Little more than a year after he was drafted in the middle of the first round by the Boston Bruins, some are whispering that 19-year-old Jakub Zboril isn’t going to live up to advanced billing. Clearly the Czech defenseman took a step back for the Saint John Sea Dogs after being taken 13th by the Bruins in last year’s draft, and dropped to six goals and 20 points in 50 games in the QMJHL while watching second round pick Jeremy Lauzon pass him by on the prospect hype chart.

Perhaps the more concerning thing have been the whispers about an erratic work ethic and bad habits in Zboril’s game, a couple of criticisms that haven’t exactly gone away since the Bruins signed him to a contract last summer following development camp. Bruins assistant general manager Scott Bradley was asked about those concerns with the young D-man as he heads into an important training camp with Boston this fall, and didn’t seem all that concerned about his first round pick being a “bust.”

“I think his offensive production was down, and that he struggled a little bit coming out of the gate” said Bradley of Zboril, who had 13 goals and 33 points in 44 games during his first season in the Quebec Major Junior League prior to getting drafted by Boston. “But he had a strong playoff. Everybody forgets that he’s a gritty guy, and a strong player that moves the puck. The thing that stands out about him are that his numbers are down from last year.

“But everything is on track with him. He’s going to come to camp and hopefully shines, and has a good year this year…patience.

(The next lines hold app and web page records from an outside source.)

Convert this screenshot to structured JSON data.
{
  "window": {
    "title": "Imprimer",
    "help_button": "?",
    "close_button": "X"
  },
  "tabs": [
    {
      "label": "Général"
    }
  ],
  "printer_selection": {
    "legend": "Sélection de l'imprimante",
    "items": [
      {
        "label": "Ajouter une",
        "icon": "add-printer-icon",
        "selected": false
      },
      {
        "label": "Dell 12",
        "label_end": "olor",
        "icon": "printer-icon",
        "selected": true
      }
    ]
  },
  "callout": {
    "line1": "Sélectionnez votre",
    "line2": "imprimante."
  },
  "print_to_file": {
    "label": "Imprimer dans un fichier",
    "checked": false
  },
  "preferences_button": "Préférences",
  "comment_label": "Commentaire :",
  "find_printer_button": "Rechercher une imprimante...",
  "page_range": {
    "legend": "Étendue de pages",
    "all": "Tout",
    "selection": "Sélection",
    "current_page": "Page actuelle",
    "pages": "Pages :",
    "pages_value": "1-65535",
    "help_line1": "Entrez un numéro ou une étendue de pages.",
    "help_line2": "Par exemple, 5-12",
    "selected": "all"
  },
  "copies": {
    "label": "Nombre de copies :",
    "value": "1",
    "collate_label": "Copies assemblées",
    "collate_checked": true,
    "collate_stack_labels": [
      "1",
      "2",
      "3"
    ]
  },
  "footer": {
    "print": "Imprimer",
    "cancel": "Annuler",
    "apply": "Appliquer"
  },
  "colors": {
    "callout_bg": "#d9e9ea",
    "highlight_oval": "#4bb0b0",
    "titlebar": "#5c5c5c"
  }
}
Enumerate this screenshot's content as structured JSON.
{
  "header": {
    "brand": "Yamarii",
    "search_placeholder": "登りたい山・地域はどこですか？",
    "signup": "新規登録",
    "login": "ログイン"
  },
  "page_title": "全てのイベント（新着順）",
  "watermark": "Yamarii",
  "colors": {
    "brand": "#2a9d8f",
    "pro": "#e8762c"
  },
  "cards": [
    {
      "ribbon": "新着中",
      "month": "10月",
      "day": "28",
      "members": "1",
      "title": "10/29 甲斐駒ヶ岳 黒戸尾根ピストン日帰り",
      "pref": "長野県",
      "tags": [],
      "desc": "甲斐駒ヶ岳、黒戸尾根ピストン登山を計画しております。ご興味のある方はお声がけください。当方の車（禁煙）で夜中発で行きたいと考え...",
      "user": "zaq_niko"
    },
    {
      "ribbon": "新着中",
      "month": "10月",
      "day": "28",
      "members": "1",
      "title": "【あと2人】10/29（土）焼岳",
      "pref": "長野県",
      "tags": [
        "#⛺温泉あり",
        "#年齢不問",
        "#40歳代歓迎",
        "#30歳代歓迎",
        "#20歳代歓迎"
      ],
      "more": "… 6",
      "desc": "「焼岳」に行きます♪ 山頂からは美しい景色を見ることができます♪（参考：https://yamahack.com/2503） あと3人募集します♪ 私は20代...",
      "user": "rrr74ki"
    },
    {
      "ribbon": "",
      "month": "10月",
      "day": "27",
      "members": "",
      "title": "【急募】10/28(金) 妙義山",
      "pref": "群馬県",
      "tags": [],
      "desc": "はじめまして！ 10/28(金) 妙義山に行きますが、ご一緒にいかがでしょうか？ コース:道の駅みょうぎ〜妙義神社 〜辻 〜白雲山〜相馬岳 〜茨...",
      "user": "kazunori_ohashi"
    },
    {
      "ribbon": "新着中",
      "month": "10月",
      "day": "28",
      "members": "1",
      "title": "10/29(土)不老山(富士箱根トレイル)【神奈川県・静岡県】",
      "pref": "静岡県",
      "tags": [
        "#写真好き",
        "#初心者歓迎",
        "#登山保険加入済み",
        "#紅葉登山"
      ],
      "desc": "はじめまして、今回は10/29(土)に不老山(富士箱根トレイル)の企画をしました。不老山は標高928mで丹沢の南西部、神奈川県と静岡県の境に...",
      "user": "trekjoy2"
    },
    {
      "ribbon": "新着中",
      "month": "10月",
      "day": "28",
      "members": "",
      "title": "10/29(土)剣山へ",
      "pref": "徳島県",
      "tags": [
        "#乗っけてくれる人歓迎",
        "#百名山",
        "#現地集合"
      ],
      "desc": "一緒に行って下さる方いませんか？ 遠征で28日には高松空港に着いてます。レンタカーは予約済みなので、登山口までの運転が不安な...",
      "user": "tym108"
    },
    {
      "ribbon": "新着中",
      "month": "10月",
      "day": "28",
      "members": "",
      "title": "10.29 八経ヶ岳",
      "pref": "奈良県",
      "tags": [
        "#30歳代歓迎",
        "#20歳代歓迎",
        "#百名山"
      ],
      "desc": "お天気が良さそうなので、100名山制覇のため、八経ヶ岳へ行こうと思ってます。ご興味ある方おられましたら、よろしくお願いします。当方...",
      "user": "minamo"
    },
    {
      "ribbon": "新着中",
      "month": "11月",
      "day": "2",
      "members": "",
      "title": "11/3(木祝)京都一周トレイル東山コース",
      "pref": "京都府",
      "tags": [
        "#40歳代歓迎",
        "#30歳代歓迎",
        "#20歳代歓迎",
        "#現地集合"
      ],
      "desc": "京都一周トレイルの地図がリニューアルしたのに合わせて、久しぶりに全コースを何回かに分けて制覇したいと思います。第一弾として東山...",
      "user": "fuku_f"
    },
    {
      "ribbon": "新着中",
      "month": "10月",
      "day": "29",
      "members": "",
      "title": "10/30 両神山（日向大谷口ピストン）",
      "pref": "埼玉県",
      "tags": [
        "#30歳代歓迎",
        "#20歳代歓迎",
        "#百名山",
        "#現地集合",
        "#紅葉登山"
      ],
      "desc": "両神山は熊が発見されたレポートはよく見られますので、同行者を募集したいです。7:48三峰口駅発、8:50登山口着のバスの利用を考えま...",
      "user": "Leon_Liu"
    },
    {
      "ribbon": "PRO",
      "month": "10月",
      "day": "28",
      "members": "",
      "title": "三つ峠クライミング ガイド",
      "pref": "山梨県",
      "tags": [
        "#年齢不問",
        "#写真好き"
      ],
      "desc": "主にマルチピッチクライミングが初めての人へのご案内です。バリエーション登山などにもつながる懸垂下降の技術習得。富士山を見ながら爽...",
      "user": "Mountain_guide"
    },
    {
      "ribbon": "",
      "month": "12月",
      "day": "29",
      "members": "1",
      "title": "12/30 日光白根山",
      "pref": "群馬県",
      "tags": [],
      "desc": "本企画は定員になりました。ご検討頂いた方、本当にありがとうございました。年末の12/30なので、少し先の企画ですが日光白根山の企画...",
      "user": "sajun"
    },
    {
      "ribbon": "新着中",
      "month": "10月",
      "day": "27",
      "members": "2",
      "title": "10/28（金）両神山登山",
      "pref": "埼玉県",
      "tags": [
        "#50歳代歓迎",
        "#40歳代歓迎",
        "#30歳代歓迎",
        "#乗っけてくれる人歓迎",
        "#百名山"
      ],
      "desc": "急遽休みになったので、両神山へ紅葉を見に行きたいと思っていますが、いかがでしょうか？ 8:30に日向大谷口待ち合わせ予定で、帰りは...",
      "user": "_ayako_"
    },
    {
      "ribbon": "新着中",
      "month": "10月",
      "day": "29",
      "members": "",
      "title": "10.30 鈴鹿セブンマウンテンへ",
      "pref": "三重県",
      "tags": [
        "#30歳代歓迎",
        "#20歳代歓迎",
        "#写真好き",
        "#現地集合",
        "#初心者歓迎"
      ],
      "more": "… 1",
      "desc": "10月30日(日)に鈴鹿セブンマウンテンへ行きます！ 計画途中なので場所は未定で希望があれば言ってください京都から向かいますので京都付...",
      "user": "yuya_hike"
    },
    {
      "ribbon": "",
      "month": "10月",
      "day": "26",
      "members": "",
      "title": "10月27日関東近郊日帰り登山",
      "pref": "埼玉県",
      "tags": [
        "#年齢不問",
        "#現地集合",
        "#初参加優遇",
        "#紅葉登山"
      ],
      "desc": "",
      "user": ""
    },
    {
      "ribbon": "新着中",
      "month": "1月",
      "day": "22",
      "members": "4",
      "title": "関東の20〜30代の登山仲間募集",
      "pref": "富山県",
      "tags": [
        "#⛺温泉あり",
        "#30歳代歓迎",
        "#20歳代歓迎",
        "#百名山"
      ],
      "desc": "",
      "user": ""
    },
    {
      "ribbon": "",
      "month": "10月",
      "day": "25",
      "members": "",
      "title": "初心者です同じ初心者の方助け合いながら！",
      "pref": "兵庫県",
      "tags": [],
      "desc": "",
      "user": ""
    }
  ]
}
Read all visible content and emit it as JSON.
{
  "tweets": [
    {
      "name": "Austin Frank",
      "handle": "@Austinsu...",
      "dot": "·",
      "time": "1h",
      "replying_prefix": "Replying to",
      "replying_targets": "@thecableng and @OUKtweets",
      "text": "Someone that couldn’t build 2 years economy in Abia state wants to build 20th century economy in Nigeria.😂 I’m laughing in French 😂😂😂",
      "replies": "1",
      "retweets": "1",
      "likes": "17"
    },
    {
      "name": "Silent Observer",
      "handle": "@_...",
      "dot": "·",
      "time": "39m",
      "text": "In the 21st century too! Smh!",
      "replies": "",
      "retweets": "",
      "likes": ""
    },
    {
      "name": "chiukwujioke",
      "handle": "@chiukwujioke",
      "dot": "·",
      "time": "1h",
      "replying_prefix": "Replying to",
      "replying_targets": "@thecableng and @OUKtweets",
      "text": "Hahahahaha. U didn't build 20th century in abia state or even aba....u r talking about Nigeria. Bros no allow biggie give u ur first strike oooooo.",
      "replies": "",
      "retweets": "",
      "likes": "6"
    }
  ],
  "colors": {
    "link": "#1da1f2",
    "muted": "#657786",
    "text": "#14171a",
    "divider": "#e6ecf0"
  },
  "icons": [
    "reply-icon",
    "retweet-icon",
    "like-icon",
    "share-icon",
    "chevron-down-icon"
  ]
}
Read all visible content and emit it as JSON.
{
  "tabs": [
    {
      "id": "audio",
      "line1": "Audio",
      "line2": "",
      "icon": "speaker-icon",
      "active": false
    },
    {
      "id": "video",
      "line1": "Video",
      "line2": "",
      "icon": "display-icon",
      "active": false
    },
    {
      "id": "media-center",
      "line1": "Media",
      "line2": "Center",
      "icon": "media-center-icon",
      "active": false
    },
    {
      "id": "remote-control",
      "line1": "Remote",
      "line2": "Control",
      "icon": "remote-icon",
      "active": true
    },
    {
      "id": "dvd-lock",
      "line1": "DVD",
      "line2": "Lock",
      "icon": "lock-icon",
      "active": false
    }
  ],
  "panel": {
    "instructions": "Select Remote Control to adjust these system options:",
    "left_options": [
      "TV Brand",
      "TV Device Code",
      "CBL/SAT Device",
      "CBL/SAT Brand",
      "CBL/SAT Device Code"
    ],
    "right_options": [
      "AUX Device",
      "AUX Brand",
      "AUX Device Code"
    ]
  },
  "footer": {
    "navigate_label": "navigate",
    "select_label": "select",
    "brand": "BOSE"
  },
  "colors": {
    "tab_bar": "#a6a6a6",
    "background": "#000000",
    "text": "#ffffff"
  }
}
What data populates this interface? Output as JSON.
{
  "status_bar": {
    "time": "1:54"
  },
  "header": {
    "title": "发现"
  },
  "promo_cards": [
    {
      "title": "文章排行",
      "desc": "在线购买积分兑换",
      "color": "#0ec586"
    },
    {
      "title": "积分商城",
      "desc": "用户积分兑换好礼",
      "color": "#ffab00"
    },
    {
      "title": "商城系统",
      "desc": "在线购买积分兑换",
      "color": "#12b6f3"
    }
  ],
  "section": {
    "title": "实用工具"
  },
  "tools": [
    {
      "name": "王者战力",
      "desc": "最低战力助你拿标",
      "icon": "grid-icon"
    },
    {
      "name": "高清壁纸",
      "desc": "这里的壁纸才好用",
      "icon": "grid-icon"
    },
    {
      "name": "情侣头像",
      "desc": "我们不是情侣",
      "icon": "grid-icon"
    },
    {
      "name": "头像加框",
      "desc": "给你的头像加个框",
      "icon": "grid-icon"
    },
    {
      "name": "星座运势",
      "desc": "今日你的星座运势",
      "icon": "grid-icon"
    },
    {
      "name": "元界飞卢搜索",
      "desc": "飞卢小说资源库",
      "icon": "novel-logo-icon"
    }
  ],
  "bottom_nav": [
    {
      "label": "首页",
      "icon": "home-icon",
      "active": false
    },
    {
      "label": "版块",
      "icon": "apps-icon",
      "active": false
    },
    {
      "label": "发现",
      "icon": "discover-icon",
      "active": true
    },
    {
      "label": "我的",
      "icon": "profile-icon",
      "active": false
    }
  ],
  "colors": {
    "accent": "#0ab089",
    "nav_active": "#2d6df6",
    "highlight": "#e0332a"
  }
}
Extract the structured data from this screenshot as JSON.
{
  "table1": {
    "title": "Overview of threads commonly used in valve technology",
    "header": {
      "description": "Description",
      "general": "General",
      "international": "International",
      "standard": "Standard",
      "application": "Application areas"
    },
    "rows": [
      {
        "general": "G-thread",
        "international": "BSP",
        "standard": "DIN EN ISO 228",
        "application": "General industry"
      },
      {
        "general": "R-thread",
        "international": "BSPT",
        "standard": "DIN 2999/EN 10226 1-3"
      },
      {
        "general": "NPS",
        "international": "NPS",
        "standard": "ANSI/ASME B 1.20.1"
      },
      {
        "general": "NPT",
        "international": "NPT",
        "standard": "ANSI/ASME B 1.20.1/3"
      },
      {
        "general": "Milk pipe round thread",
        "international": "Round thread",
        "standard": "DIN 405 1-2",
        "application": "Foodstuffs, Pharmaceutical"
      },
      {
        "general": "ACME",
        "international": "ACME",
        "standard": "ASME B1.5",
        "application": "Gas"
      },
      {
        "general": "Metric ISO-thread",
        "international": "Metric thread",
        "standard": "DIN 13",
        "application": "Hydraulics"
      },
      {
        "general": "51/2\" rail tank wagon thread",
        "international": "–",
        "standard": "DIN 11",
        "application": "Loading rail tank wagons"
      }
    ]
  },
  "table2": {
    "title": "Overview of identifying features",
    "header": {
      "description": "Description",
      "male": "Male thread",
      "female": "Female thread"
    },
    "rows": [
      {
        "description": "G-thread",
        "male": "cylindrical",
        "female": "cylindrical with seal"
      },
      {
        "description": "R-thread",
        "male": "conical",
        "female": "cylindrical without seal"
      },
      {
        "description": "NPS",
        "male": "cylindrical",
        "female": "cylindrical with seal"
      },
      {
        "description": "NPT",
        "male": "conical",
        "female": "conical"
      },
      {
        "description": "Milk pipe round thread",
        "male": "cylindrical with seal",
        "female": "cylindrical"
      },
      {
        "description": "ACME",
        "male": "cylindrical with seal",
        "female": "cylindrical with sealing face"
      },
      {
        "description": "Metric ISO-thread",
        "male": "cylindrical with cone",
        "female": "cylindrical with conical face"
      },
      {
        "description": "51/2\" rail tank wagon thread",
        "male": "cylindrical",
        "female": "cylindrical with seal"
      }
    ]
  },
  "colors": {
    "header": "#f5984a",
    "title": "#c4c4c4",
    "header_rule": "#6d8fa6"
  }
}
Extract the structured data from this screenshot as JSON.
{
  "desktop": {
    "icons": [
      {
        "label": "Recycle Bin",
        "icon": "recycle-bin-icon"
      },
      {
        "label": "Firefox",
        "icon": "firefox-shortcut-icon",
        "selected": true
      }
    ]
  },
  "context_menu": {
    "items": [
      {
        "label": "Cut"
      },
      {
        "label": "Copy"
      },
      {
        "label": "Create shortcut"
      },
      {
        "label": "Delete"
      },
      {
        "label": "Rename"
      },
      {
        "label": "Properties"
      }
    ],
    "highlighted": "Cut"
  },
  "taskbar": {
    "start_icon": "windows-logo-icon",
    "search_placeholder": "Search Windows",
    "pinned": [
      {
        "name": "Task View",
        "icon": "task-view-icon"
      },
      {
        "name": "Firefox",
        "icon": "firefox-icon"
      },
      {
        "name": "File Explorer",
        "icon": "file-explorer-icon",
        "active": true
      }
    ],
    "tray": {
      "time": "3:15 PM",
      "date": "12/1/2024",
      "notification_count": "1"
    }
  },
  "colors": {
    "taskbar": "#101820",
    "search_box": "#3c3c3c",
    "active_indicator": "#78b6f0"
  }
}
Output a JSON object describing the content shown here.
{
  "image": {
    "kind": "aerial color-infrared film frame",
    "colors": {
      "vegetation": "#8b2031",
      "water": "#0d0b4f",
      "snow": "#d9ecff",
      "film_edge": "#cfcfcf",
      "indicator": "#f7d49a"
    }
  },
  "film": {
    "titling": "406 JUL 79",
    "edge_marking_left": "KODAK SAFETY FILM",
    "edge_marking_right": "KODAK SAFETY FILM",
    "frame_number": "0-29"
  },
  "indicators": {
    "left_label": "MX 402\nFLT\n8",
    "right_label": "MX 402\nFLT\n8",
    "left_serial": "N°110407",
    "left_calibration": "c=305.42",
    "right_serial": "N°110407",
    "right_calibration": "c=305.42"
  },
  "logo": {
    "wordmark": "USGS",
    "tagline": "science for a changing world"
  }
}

“I think it’s great if the second rounders are on par with him: the [Brandon] Carlos and the [Jeremy] Lauzons. If you look at the whole of our draft last year you can’t rule out the first eight picks that they might play [in the NHL]. We’re excited. Donnie and I were at the Memorial Cup, and Lauzon raised our eyebrows every night that he played. You’d come away with a good feeling like this kid plays hard, plays the Bruins style, moves the puck and is tough. Obviously [you had to like] what Carlo did when he was brought in [to Providence] at the end. It just bodes well for what we have coming this year. Zboril and Lauzon are probably going back to junior, but Carlo is going to get a long look.”

The young Czech D-man is still at a point where his stock can still shoot higher than it’s ever been with a good showing at training camp, and a strong season for the Sea Dogs entering into his professional hockey career. But he can’t afford to go through another down season, or that talk of him being a first round bust is only going to get louder and stronger.